__Data extract__.
-- -- --
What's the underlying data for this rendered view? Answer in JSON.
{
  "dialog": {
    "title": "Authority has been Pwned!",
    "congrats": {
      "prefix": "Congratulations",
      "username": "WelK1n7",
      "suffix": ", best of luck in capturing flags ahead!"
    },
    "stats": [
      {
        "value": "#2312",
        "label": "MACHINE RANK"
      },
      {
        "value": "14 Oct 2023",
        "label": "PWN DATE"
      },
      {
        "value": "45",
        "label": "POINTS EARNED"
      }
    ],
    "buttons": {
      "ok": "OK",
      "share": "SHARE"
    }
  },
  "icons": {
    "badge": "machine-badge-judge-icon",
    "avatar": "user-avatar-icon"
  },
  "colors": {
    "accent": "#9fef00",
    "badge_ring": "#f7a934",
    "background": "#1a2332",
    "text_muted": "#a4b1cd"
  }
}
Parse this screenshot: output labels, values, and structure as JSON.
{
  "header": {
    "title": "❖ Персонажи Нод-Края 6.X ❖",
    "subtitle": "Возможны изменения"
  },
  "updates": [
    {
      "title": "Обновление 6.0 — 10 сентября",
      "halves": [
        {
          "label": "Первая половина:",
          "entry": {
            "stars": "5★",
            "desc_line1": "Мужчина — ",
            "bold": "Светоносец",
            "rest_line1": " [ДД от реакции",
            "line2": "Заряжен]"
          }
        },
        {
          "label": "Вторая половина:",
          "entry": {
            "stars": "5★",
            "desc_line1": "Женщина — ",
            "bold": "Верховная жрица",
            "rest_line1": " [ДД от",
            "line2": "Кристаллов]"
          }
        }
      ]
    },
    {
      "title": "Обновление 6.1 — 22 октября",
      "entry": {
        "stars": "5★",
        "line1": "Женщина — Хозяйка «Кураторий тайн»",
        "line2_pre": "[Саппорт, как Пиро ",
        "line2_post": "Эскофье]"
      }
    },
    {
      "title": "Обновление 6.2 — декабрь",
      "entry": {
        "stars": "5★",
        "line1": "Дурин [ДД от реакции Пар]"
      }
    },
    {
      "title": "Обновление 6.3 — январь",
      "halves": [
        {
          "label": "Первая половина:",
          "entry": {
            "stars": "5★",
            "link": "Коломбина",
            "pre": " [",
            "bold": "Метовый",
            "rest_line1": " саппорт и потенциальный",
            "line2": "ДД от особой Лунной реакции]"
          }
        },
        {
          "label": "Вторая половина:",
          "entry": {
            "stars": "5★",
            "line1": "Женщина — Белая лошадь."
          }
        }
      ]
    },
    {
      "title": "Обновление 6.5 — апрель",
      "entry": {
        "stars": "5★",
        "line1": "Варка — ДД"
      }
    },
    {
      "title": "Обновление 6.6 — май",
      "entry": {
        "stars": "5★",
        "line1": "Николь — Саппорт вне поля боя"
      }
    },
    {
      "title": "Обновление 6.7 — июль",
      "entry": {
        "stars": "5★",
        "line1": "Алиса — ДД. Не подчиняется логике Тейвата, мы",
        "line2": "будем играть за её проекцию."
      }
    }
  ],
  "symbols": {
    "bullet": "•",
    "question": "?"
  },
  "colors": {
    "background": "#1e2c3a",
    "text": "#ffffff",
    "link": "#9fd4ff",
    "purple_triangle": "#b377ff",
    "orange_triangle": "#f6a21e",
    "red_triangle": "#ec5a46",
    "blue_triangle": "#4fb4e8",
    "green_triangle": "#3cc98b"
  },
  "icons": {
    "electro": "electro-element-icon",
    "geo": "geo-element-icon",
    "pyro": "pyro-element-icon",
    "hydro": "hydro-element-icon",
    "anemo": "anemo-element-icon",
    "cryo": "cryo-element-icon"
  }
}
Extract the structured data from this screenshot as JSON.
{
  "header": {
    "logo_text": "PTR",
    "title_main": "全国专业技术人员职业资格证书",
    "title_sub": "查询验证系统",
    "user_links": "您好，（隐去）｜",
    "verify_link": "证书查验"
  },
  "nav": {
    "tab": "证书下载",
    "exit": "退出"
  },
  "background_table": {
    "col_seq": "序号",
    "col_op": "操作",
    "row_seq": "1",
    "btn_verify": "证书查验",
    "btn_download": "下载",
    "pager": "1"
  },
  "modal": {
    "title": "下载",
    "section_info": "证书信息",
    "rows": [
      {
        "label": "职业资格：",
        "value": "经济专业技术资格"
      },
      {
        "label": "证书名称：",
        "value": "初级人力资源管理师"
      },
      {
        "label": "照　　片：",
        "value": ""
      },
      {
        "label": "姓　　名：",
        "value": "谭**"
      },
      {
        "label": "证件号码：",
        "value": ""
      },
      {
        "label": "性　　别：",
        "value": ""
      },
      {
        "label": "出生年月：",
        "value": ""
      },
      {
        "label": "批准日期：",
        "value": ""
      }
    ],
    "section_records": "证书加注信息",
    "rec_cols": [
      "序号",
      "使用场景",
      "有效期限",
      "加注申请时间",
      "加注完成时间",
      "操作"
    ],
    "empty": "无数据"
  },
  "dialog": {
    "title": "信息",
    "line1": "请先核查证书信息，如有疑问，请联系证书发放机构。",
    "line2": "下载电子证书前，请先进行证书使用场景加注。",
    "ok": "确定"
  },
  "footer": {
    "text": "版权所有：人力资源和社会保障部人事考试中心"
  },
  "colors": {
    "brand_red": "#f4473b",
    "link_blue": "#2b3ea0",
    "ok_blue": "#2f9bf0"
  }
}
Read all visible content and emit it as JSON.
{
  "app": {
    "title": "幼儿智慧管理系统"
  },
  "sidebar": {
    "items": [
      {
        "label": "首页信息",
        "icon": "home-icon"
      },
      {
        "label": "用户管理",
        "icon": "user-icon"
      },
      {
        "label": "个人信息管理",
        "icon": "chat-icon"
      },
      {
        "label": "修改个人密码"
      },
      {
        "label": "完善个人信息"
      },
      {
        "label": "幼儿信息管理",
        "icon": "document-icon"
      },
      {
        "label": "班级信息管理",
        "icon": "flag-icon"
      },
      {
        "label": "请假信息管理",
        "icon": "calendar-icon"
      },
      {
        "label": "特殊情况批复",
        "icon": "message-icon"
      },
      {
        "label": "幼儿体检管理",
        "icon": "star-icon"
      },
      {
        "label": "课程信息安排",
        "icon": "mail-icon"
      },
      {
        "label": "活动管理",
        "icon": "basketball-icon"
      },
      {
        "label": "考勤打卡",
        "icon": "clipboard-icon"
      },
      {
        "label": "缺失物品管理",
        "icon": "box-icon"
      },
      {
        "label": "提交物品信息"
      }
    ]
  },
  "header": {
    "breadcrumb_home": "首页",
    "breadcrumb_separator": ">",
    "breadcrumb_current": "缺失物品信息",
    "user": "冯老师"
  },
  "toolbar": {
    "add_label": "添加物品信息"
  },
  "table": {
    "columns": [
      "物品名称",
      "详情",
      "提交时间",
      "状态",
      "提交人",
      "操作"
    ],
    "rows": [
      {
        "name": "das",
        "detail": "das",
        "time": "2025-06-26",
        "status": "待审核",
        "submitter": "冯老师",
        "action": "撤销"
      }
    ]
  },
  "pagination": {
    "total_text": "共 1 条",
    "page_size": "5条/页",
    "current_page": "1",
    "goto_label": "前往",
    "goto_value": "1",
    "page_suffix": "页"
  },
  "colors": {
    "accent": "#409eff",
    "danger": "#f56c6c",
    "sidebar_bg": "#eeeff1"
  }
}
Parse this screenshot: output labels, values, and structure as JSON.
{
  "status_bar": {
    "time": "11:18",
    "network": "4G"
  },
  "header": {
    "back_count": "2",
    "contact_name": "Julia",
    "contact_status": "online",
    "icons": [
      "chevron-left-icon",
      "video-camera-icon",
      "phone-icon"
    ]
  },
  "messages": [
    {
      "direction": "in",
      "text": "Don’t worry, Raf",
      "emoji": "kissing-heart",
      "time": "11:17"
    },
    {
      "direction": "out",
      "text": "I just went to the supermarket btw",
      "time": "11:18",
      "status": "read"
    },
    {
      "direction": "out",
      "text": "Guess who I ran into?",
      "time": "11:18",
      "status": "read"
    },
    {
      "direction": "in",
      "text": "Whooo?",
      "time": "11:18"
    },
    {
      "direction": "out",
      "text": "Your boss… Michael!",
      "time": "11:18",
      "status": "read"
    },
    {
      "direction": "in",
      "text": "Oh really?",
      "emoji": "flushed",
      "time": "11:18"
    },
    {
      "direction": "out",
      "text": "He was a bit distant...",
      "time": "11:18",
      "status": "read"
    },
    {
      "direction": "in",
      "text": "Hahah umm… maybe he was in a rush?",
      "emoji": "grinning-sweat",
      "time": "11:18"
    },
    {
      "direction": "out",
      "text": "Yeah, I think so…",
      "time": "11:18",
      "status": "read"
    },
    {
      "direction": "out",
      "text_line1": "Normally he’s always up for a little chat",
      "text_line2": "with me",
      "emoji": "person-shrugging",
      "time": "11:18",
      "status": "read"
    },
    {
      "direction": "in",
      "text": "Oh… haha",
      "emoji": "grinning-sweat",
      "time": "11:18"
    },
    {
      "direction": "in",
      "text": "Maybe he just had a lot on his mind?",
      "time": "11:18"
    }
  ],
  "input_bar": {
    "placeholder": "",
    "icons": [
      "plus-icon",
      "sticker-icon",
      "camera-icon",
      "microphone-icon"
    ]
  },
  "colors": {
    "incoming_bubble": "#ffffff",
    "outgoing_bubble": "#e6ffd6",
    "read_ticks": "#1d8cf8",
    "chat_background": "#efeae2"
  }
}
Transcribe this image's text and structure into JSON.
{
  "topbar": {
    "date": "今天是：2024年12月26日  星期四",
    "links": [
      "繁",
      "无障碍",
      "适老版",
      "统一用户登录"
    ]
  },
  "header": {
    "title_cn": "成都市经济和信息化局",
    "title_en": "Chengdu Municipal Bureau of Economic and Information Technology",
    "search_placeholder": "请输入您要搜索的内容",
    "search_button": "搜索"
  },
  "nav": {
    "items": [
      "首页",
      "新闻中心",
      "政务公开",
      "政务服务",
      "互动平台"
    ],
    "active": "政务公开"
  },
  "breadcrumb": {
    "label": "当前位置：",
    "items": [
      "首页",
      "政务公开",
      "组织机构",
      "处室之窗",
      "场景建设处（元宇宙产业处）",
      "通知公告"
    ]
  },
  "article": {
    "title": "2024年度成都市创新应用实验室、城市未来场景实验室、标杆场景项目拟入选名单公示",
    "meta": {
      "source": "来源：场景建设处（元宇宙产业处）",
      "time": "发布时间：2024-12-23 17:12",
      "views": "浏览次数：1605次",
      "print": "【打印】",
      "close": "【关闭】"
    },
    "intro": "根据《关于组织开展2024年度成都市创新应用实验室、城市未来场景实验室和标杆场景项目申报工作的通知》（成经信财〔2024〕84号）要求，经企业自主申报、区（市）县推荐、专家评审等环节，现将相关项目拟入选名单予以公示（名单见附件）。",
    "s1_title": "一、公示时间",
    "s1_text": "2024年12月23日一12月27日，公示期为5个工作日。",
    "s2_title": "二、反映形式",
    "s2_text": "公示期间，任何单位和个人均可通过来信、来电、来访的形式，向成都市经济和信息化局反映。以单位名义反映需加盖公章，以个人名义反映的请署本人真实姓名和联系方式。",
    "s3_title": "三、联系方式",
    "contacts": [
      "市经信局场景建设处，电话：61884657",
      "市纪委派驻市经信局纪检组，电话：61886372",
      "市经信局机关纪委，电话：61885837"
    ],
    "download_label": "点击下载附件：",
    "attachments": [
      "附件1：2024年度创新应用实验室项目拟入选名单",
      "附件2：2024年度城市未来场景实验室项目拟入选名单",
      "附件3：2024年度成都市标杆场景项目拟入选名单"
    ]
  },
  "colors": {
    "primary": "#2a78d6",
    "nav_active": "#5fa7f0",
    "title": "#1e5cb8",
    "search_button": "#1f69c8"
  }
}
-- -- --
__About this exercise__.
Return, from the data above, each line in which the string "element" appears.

__Answer section__.
    "electro": "electro-element-icon",
    "geo": "geo-element-icon",
    "pyro": "pyro-element-icon",
    "hydro": "hydro-element-icon",
    "anemo": "anemo-element-icon",
    "cryo": "cryo-element-icon"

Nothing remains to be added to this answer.